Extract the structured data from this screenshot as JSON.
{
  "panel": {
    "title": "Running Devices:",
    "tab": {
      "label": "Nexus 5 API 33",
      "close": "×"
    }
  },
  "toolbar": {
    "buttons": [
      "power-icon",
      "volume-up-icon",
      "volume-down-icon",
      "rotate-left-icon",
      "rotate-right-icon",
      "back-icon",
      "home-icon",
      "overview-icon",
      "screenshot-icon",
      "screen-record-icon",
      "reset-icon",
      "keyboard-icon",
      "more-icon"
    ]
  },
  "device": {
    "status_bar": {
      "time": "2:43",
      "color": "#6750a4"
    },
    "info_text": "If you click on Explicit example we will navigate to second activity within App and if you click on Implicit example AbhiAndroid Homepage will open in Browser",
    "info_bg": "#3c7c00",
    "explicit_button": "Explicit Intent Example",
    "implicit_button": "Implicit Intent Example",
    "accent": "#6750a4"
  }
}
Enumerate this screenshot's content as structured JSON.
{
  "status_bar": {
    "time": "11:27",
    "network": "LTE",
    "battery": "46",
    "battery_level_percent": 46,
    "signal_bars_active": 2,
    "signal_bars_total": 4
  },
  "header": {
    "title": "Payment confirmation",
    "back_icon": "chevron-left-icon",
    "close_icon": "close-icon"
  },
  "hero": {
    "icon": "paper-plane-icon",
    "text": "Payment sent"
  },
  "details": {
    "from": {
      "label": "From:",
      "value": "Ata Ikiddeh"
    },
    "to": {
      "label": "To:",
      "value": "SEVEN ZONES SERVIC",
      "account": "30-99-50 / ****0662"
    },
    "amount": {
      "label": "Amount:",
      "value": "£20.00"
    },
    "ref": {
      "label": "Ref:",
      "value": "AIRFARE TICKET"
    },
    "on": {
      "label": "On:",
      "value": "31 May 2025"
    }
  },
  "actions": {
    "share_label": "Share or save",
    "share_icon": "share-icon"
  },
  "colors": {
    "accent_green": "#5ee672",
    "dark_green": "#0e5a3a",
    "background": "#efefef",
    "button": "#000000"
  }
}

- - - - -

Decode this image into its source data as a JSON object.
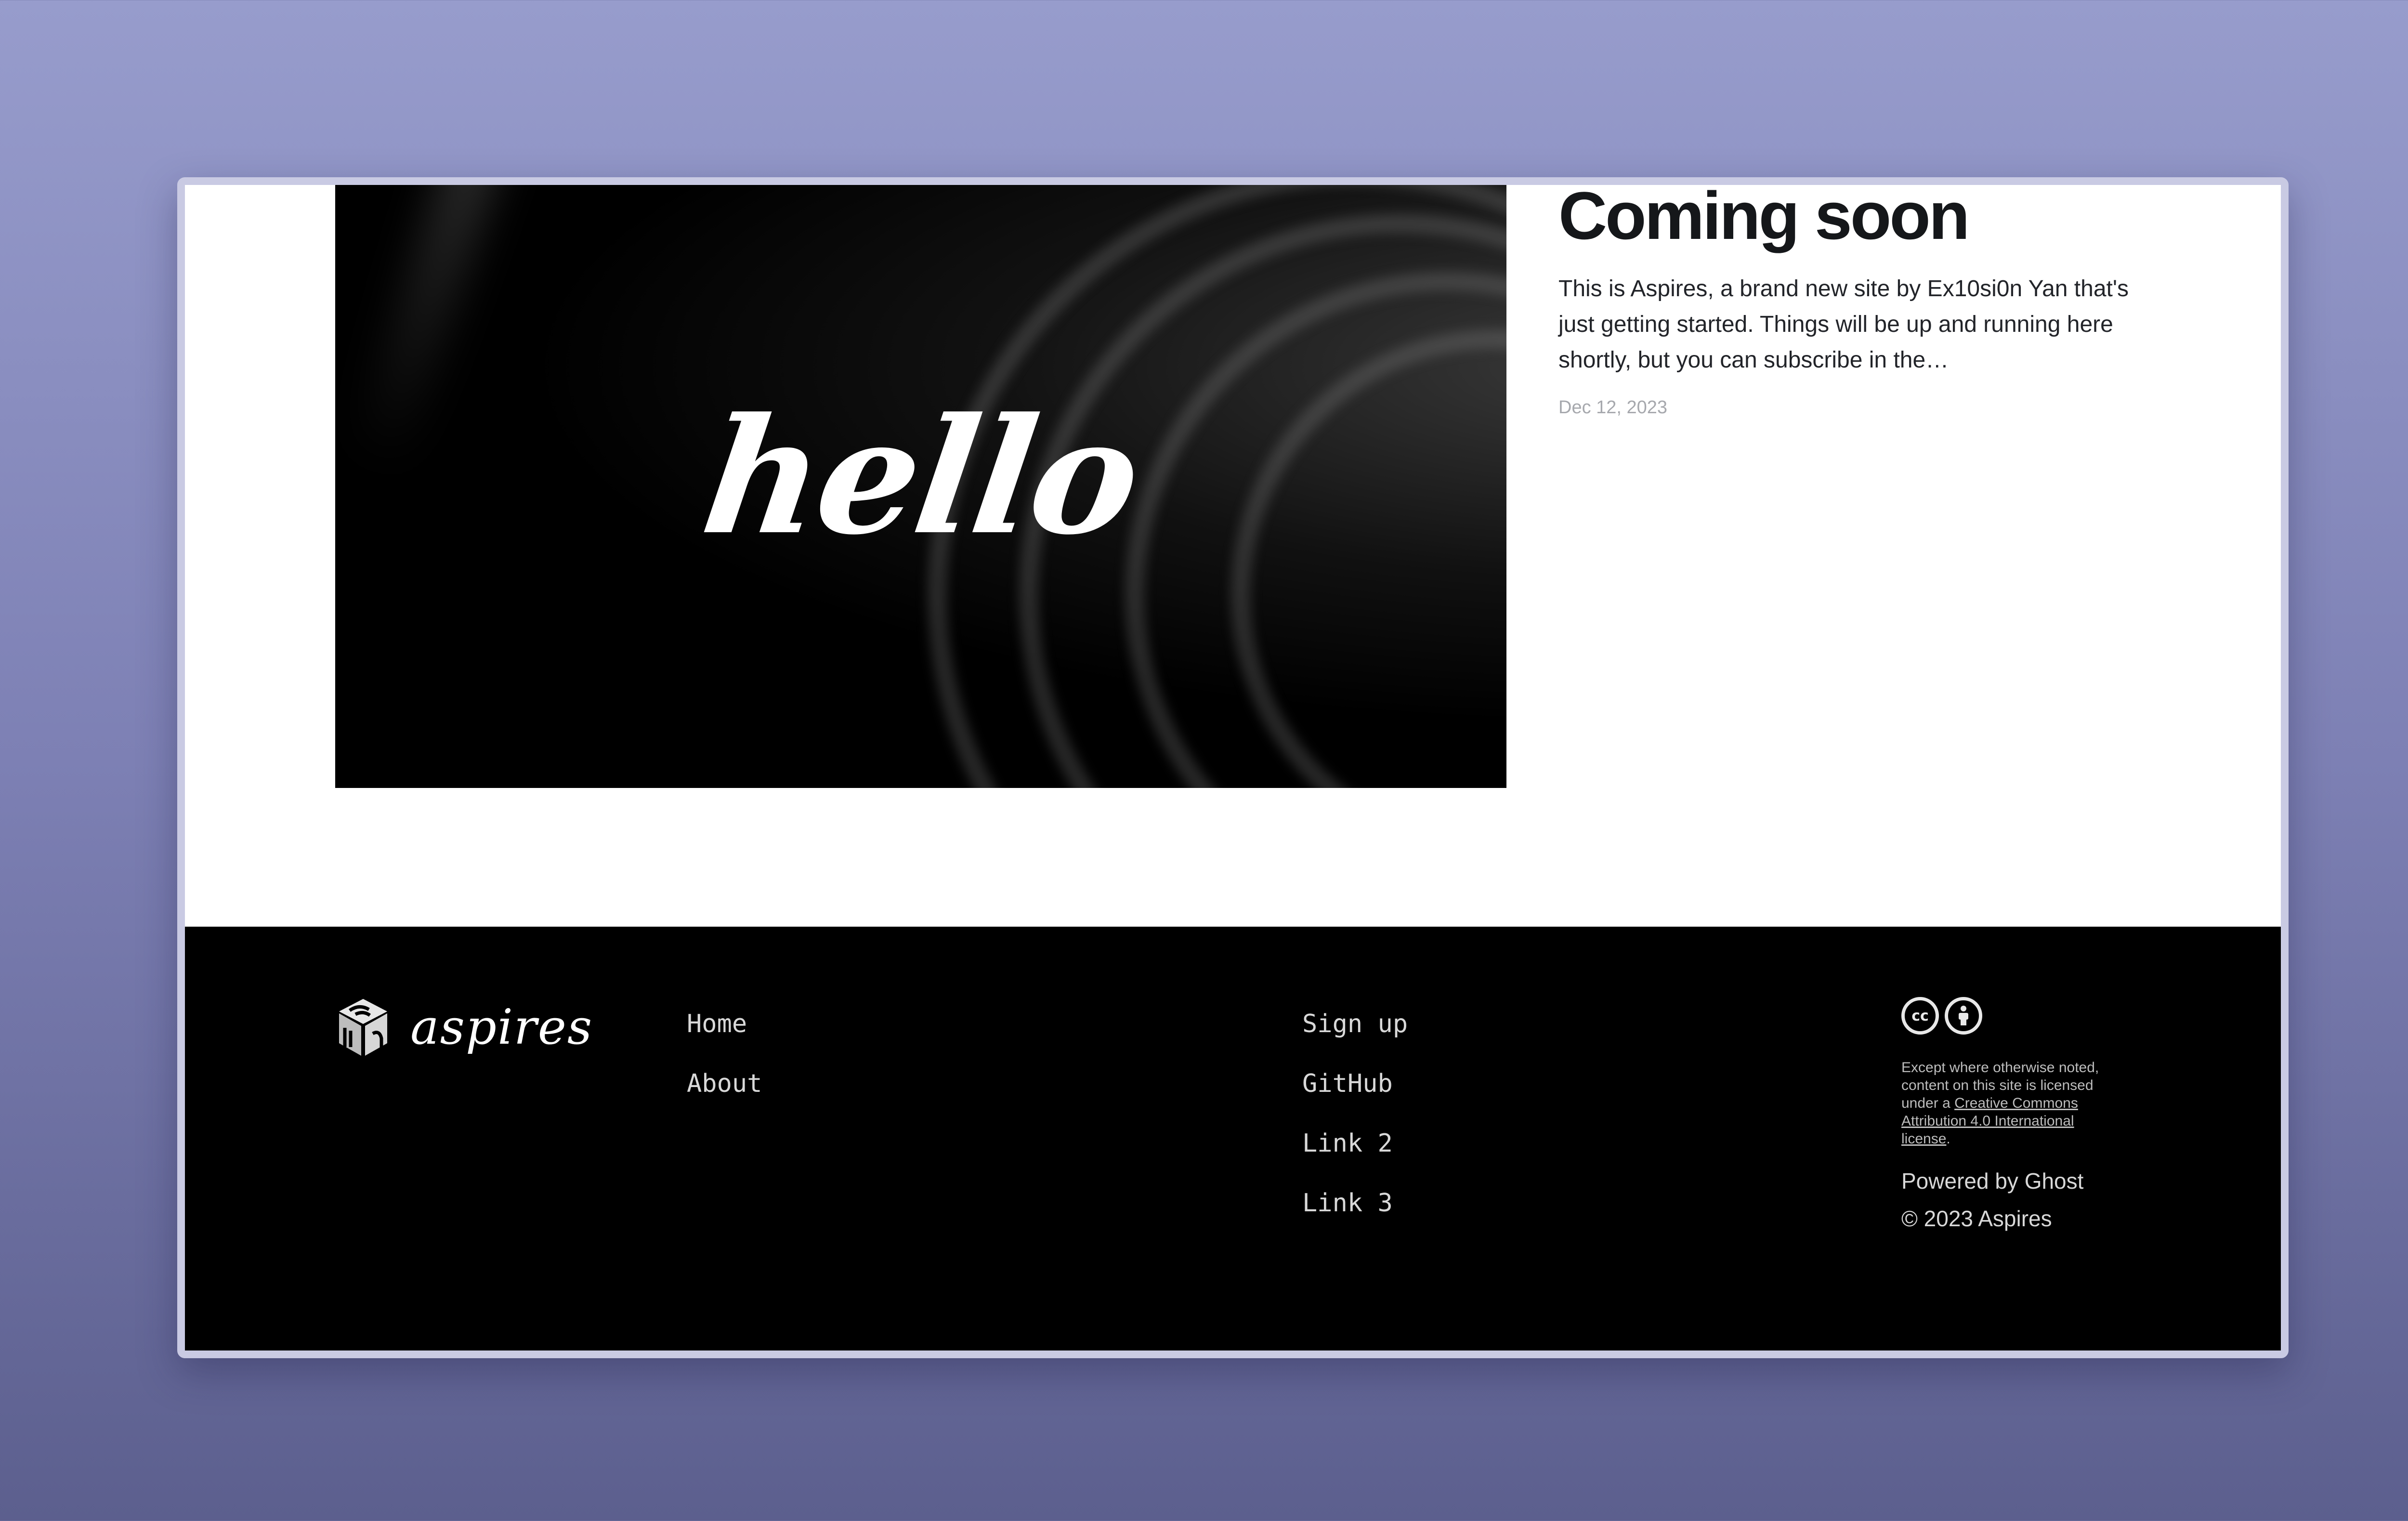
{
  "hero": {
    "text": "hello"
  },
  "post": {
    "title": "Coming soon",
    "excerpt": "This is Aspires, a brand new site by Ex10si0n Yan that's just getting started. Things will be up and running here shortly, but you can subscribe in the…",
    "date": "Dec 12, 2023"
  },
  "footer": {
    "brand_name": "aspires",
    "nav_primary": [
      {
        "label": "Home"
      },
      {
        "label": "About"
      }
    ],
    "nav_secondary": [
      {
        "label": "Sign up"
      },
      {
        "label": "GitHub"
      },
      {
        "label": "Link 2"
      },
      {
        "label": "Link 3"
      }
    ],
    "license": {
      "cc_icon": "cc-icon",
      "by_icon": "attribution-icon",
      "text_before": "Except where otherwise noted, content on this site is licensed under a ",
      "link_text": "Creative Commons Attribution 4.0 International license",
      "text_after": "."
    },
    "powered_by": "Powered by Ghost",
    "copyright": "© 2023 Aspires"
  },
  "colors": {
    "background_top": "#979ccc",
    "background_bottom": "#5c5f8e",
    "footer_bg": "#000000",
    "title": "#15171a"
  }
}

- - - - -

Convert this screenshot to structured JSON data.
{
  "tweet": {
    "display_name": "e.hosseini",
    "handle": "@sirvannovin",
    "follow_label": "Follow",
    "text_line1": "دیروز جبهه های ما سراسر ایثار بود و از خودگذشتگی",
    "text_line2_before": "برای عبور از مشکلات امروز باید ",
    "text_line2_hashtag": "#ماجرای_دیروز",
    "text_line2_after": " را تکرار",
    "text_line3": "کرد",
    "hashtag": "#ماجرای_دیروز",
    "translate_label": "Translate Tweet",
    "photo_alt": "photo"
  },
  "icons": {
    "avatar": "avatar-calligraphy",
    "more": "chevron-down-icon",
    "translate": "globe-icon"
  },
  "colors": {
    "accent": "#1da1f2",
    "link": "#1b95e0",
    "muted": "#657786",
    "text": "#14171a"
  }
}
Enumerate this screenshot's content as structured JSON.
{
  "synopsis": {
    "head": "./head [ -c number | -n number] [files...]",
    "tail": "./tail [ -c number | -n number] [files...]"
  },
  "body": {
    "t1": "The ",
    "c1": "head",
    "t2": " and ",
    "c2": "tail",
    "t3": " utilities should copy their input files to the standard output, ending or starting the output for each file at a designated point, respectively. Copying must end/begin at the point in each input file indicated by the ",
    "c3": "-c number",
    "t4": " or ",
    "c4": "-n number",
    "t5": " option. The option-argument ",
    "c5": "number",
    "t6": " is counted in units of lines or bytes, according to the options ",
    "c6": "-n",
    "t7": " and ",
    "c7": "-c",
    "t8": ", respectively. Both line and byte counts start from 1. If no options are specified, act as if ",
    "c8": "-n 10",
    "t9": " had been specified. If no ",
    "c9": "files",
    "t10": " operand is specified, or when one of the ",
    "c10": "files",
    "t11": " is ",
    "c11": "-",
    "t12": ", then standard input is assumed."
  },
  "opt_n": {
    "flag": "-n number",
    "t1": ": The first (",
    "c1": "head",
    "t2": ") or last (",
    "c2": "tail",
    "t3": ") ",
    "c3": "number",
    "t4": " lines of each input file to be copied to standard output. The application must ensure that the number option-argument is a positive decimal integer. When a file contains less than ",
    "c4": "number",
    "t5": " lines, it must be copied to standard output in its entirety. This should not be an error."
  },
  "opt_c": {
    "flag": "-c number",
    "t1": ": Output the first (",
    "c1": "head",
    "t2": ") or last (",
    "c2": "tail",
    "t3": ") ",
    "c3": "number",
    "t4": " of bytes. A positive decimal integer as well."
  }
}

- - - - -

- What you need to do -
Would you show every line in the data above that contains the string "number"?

- Solution -
    "head": "./head [ -c number | -n number] [files...]",
    "tail": "./tail [ -c number | -n number] [files...]"
    "c3": "-c number",
    "c4": "-n number",
    "c5": "number",
    "flag": "-n number",
    "c3": "number",
    "t4": " lines of each input file to be copied to standard output. The application must ensure that the number option-argument is a positive decimal integer. When a file contains less than ",
    "c4": "number",
    "flag": "-c number",
    "c3": "number",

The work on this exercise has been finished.